* **ACTIVITY**
Among these records, which lines include "JSON"? Copy them out.

* **PROVIDED DATA**
··········

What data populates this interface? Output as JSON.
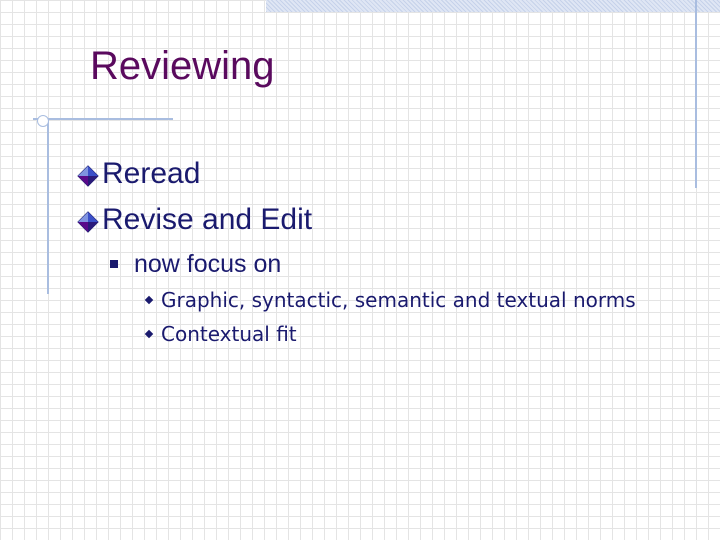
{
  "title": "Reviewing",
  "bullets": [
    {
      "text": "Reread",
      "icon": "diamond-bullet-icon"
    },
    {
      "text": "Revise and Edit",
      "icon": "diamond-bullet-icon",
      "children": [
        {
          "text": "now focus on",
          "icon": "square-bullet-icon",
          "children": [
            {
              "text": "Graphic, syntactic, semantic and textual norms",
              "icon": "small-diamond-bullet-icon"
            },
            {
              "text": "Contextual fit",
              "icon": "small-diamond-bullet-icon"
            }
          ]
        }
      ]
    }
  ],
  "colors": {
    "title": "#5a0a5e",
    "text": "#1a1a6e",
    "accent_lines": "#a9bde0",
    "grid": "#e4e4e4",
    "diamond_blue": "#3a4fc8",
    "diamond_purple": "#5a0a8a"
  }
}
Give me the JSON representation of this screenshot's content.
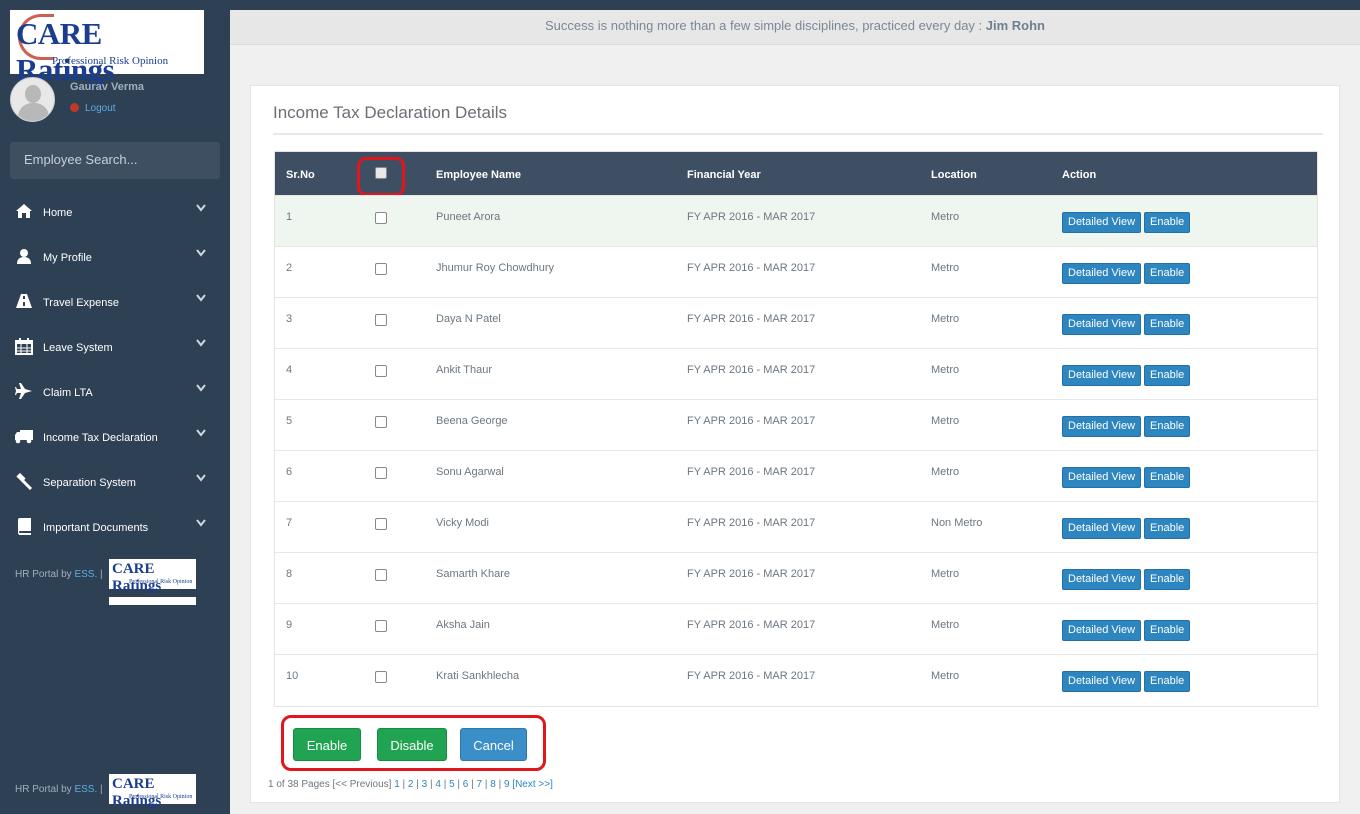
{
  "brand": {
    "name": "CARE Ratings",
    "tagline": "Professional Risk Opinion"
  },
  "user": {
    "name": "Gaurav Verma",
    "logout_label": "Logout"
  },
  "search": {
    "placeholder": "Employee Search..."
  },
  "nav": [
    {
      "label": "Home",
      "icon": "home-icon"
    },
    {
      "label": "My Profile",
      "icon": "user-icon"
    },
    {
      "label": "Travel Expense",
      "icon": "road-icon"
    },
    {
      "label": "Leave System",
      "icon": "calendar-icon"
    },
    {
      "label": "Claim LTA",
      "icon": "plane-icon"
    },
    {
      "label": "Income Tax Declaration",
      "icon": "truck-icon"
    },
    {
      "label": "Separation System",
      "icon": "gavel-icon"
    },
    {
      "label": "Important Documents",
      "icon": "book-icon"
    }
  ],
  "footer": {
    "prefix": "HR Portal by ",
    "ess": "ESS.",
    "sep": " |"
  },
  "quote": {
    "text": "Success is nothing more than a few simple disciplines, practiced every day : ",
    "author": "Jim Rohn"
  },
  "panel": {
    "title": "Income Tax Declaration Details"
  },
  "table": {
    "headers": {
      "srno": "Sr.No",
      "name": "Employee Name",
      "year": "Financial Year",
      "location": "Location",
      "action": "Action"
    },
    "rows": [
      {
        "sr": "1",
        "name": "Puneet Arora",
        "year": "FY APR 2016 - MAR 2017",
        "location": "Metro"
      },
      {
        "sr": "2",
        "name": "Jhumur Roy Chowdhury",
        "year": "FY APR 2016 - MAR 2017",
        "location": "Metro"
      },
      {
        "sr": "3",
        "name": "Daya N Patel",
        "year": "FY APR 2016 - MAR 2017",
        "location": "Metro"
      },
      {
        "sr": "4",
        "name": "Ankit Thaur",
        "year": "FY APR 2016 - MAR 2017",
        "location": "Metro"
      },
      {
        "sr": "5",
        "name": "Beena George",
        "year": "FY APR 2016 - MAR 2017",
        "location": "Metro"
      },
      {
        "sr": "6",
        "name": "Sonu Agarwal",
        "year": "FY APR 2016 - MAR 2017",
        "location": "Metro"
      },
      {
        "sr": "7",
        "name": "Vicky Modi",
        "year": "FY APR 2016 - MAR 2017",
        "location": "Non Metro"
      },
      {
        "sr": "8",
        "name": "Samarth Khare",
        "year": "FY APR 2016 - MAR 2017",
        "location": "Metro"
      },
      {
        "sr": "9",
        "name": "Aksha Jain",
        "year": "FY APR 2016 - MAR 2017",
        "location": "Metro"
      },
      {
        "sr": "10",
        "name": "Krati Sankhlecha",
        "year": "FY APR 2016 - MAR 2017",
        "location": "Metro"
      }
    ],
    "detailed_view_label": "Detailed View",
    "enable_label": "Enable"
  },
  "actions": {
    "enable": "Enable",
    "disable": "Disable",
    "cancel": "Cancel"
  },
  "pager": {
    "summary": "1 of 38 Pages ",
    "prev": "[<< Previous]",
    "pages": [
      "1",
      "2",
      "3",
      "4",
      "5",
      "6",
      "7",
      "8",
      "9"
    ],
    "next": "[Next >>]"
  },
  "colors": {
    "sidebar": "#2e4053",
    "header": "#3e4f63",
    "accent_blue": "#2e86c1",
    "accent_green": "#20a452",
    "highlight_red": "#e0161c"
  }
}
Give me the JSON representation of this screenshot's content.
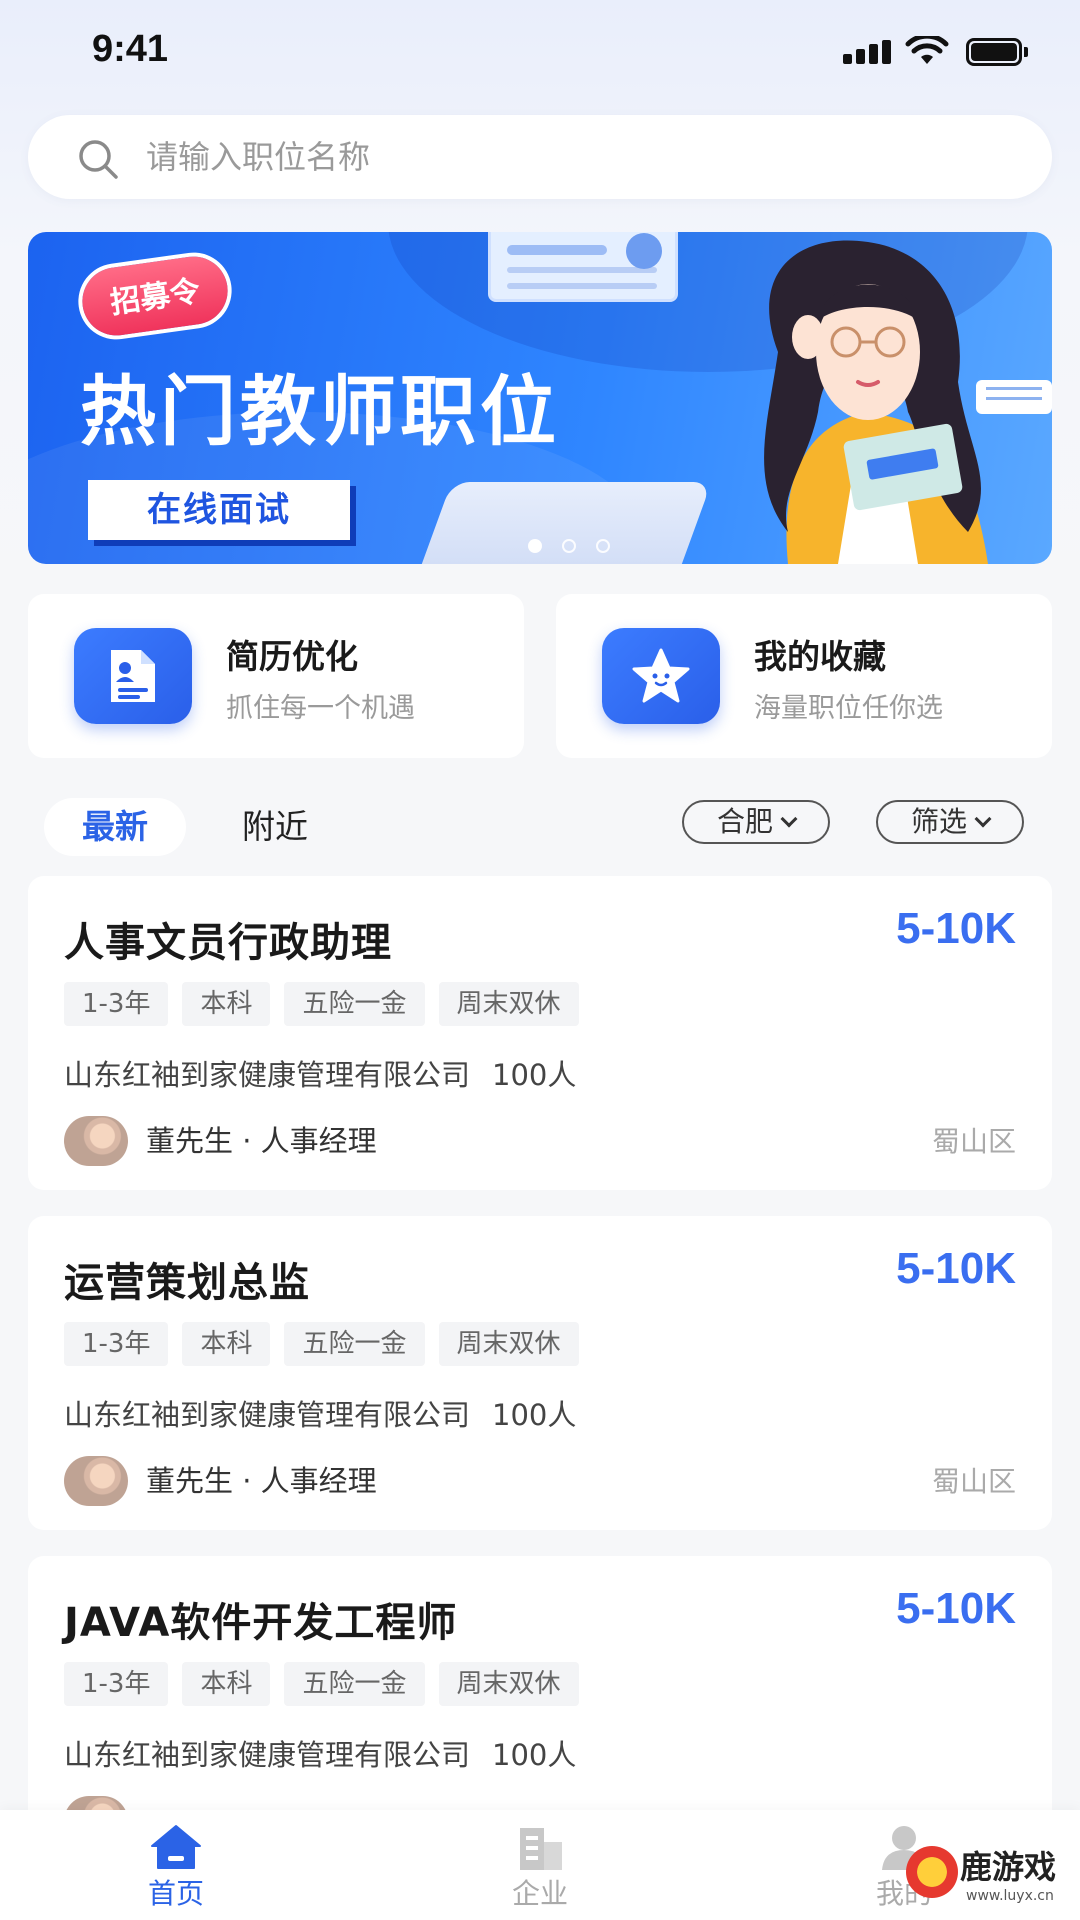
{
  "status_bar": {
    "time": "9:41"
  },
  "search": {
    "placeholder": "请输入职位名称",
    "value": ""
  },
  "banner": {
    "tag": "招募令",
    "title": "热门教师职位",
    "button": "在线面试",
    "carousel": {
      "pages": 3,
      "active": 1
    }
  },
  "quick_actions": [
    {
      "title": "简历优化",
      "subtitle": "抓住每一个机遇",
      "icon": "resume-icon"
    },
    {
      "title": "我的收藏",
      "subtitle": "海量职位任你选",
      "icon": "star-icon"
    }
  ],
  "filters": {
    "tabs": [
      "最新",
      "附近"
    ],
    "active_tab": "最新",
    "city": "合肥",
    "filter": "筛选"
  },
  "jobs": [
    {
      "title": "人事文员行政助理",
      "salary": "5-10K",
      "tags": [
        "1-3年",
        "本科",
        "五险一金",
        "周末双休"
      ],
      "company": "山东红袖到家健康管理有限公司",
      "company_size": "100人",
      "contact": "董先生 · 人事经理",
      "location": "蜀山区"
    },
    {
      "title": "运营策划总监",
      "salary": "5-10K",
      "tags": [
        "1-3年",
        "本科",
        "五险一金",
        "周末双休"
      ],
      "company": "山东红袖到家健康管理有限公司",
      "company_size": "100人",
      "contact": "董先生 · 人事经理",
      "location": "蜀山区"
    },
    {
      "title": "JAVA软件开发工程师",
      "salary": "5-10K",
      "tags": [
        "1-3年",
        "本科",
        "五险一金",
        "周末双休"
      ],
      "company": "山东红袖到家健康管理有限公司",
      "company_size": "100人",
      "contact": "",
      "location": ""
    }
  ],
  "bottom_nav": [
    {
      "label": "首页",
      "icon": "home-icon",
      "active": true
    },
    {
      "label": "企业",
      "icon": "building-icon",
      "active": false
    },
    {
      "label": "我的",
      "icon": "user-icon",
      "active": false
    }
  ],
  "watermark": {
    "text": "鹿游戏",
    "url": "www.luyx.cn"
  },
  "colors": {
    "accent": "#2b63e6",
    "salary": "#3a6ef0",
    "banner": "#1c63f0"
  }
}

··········

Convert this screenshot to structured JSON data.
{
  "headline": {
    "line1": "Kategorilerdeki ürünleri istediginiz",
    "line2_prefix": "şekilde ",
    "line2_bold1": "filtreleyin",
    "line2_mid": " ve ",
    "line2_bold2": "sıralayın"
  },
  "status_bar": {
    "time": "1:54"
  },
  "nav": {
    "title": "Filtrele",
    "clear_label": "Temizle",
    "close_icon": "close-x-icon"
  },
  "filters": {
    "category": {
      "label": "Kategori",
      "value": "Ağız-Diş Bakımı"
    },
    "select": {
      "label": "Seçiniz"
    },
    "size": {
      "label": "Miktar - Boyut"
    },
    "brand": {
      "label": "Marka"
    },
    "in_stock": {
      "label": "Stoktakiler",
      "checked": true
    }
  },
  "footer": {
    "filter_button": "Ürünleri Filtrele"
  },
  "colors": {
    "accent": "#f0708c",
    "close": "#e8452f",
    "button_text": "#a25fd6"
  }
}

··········

* **EXERCISE ANSWER**
What data populates this interface? Output as JSON.
Give me the JSON representation of this screenshot's content.
Give me the JSON representation of this screenshot's content.
Convert this screenshot to structured JSON data.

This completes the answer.